◆ **Exercise goal**:
Could you return every record below word for word, leaving out the pictures?

◆ **Source data**:

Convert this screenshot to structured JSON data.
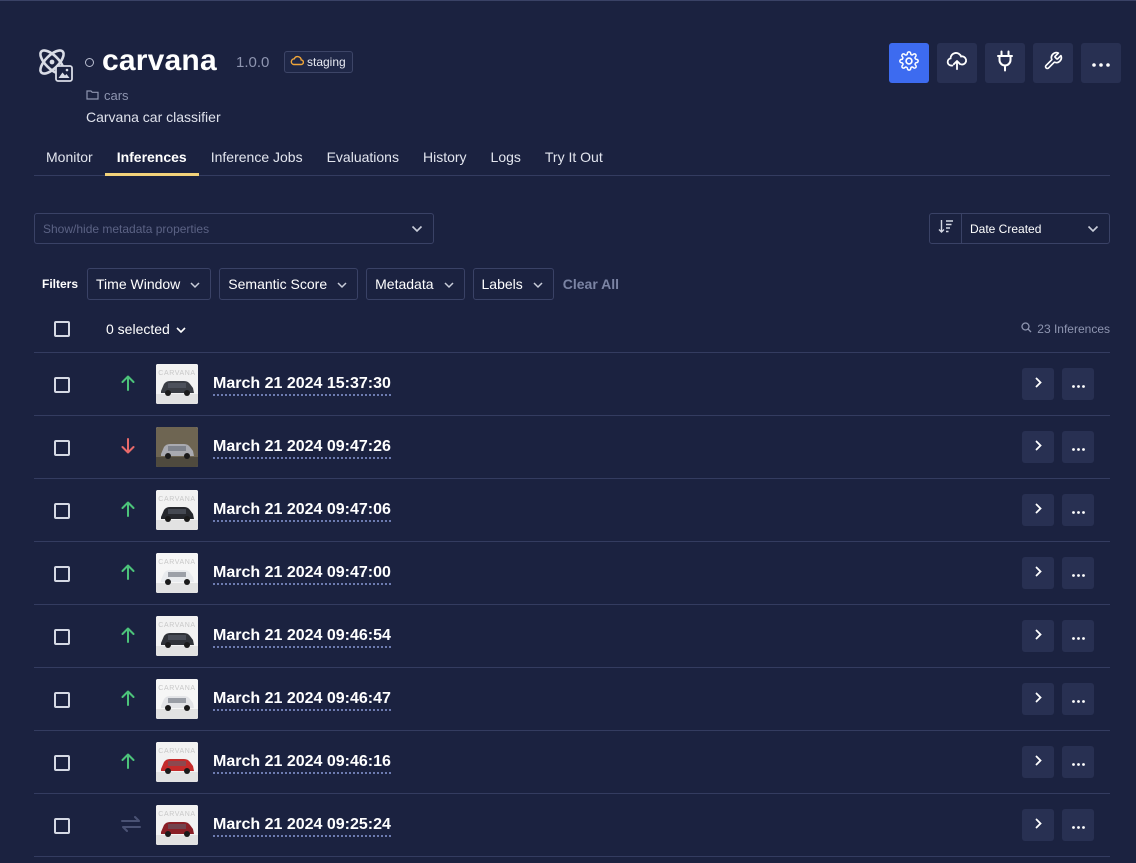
{
  "model": {
    "name": "carvana",
    "version": "1.0.0",
    "environment": "staging",
    "project": "cars",
    "description": "Carvana car classifier"
  },
  "header_buttons": [
    {
      "icon": "gear-icon",
      "active": true
    },
    {
      "icon": "cloud-upload-icon",
      "active": false
    },
    {
      "icon": "plug-icon",
      "active": false
    },
    {
      "icon": "wrench-icon",
      "active": false
    },
    {
      "icon": "ellipsis-icon",
      "active": false
    }
  ],
  "tabs": [
    "Monitor",
    "Inferences",
    "Inference Jobs",
    "Evaluations",
    "History",
    "Logs",
    "Try It Out"
  ],
  "active_tab": "Inferences",
  "metadata_select": {
    "placeholder": "Show/hide metadata properties"
  },
  "sort": {
    "label": "Date Created"
  },
  "filters": {
    "label": "Filters",
    "buttons": [
      "Time Window",
      "Semantic Score",
      "Metadata",
      "Labels"
    ],
    "clear_label": "Clear All"
  },
  "list": {
    "selected_label": "0 selected",
    "count_label": "23 Inferences"
  },
  "colors": {
    "up": "#4cc37a",
    "down": "#e86a6a",
    "neutral": "#4a5274",
    "accent": "#3d6bf0",
    "tab_underline": "#f2d27a"
  },
  "inferences": [
    {
      "timestamp": "March 21 2024 15:37:30",
      "trend": "up",
      "thumb_car": "#3a3d44",
      "thumb_bg": "#f2f2f2",
      "thumb_text": "CARVANA"
    },
    {
      "timestamp": "March 21 2024 09:47:26",
      "trend": "down",
      "thumb_car": "#a9aab0",
      "thumb_bg": "#6e6552",
      "thumb_text": ""
    },
    {
      "timestamp": "March 21 2024 09:47:06",
      "trend": "up",
      "thumb_car": "#26282d",
      "thumb_bg": "#f2f2f2",
      "thumb_text": "CARVANA"
    },
    {
      "timestamp": "March 21 2024 09:47:00",
      "trend": "up",
      "thumb_car": "#e9ebee",
      "thumb_bg": "#f6f6f6",
      "thumb_text": "CARVANA"
    },
    {
      "timestamp": "March 21 2024 09:46:54",
      "trend": "up",
      "thumb_car": "#2f3238",
      "thumb_bg": "#f2f2f2",
      "thumb_text": "CARVANA"
    },
    {
      "timestamp": "March 21 2024 09:46:47",
      "trend": "up",
      "thumb_car": "#e3e4e7",
      "thumb_bg": "#f6f6f6",
      "thumb_text": "CARVANA"
    },
    {
      "timestamp": "March 21 2024 09:46:16",
      "trend": "up",
      "thumb_car": "#c42b2b",
      "thumb_bg": "#f2f2f2",
      "thumb_text": "CARVANA"
    },
    {
      "timestamp": "March 21 2024 09:25:24",
      "trend": "neutral",
      "thumb_car": "#8a1f26",
      "thumb_bg": "#f2f2f2",
      "thumb_text": "CARVANA"
    }
  ]
}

◆ **Exercise output**:
Convert this screenshot to structured JSON data.
{
  "model": {
    "name": "carvana",
    "version": "1.0.0",
    "environment": "staging",
    "project": "cars",
    "description": "Carvana car classifier"
  },
  "header_buttons": [
    {
      "icon": "gear-icon",
      "active": true
    },
    {
      "icon": "cloud-upload-icon",
      "active": false
    },
    {
      "icon": "plug-icon",
      "active": false
    },
    {
      "icon": "wrench-icon",
      "active": false
    },
    {
      "icon": "ellipsis-icon",
      "active": false
    }
  ],
  "tabs": [
    "Monitor",
    "Inferences",
    "Inference Jobs",
    "Evaluations",
    "History",
    "Logs",
    "Try It Out"
  ],
  "active_tab": "Inferences",
  "metadata_select": {
    "placeholder": "Show/hide metadata properties"
  },
  "sort": {
    "label": "Date Created"
  },
  "filters": {
    "label": "Filters",
    "buttons": [
      "Time Window",
      "Semantic Score",
      "Metadata",
      "Labels"
    ],
    "clear_label": "Clear All"
  },
  "list": {
    "selected_label": "0 selected",
    "count_label": "23 Inferences"
  },
  "colors": {
    "up": "#4cc37a",
    "down": "#e86a6a",
    "neutral": "#4a5274",
    "accent": "#3d6bf0",
    "tab_underline": "#f2d27a"
  },
  "inferences": [
    {
      "timestamp": "March 21 2024 15:37:30",
      "trend": "up",
      "thumb_car": "#3a3d44",
      "thumb_bg": "#f2f2f2",
      "thumb_text": "CARVANA"
    },
    {
      "timestamp": "March 21 2024 09:47:26",
      "trend": "down",
      "thumb_car": "#a9aab0",
      "thumb_bg": "#6e6552",
      "thumb_text": ""
    },
    {
      "timestamp": "March 21 2024 09:47:06",
      "trend": "up",
      "thumb_car": "#26282d",
      "thumb_bg": "#f2f2f2",
      "thumb_text": "CARVANA"
    },
    {
      "timestamp": "March 21 2024 09:47:00",
      "trend": "up",
      "thumb_car": "#e9ebee",
      "thumb_bg": "#f6f6f6",
      "thumb_text": "CARVANA"
    },
    {
      "timestamp": "March 21 2024 09:46:54",
      "trend": "up",
      "thumb_car": "#2f3238",
      "thumb_bg": "#f2f2f2",
      "thumb_text": "CARVANA"
    },
    {
      "timestamp": "March 21 2024 09:46:47",
      "trend": "up",
      "thumb_car": "#e3e4e7",
      "thumb_bg": "#f6f6f6",
      "thumb_text": "CARVANA"
    },
    {
      "timestamp": "March 21 2024 09:46:16",
      "trend": "up",
      "thumb_car": "#c42b2b",
      "thumb_bg": "#f2f2f2",
      "thumb_text": "CARVANA"
    },
    {
      "timestamp": "March 21 2024 09:25:24",
      "trend": "neutral",
      "thumb_car": "#8a1f26",
      "thumb_bg": "#f2f2f2",
      "thumb_text": "CARVANA"
    }
  ]
}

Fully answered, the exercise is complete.